* _ACTIVITY_
Each entry has to be reproduced in full, exactly as given.

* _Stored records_

════════

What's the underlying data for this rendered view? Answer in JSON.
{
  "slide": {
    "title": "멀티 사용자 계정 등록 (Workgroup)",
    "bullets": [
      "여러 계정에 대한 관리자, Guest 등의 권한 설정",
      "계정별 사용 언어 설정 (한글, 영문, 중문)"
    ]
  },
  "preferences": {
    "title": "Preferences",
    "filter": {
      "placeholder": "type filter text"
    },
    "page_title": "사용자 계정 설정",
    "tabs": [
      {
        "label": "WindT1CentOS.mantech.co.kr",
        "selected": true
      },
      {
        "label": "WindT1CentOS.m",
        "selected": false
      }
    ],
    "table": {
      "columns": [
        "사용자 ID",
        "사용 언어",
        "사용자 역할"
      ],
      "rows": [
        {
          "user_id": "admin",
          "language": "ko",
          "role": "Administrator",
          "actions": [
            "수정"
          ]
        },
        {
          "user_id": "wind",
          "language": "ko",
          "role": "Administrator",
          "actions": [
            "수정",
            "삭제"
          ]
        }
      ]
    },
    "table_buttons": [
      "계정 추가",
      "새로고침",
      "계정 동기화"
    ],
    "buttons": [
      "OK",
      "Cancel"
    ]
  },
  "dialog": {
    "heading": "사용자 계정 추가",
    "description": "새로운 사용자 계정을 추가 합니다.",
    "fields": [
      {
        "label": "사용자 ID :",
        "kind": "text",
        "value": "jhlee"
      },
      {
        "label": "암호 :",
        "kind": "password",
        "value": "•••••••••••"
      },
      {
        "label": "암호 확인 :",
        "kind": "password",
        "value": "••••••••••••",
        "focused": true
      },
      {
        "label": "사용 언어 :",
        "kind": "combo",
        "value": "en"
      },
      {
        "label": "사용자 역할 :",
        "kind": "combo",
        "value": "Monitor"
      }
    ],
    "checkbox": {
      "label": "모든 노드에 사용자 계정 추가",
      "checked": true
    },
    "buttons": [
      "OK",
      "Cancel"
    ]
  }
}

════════

* _ANSWER AREA_
What's the underlying data for this rendered view? Answer in JSON.
{
  "slide": {
    "title": "멀티 사용자 계정 등록 (Workgroup)",
    "bullets": [
      "여러 계정에 대한 관리자, Guest 등의 권한 설정",
      "계정별 사용 언어 설정 (한글, 영문, 중문)"
    ]
  },
  "preferences": {
    "title": "Preferences",
    "filter": {
      "placeholder": "type filter text"
    },
    "page_title": "사용자 계정 설정",
    "tabs": [
      {
        "label": "WindT1CentOS.mantech.co.kr",
        "selected": true
      },
      {
        "label": "WindT1CentOS.m",
        "selected": false
      }
    ],
    "table": {
      "columns": [
        "사용자 ID",
        "사용 언어",
        "사용자 역할"
      ],
      "rows": [
        {
          "user_id": "admin",
          "language": "ko",
          "role": "Administrator",
          "actions": [
            "수정"
          ]
        },
        {
          "user_id": "wind",
          "language": "ko",
          "role": "Administrator",
          "actions": [
            "수정",
            "삭제"
          ]
        }
      ]
    },
    "table_buttons": [
      "계정 추가",
      "새로고침",
      "계정 동기화"
    ],
    "buttons": [
      "OK",
      "Cancel"
    ]
  },
  "dialog": {
    "heading": "사용자 계정 추가",
    "description": "새로운 사용자 계정을 추가 합니다.",
    "fields": [
      {
        "label": "사용자 ID :",
        "kind": "text",
        "value": "jhlee"
      },
      {
        "label": "암호 :",
        "kind": "password",
        "value": "•••••••••••"
      },
      {
        "label": "암호 확인 :",
        "kind": "password",
        "value": "••••••••••••",
        "focused": true
      },
      {
        "label": "사용 언어 :",
        "kind": "combo",
        "value": "en"
      },
      {
        "label": "사용자 역할 :",
        "kind": "combo",
        "value": "Monitor"
      }
    ],
    "checkbox": {
      "label": "모든 노드에 사용자 계정 추가",
      "checked": true
    },
    "buttons": [
      "OK",
      "Cancel"
    ]
  }
}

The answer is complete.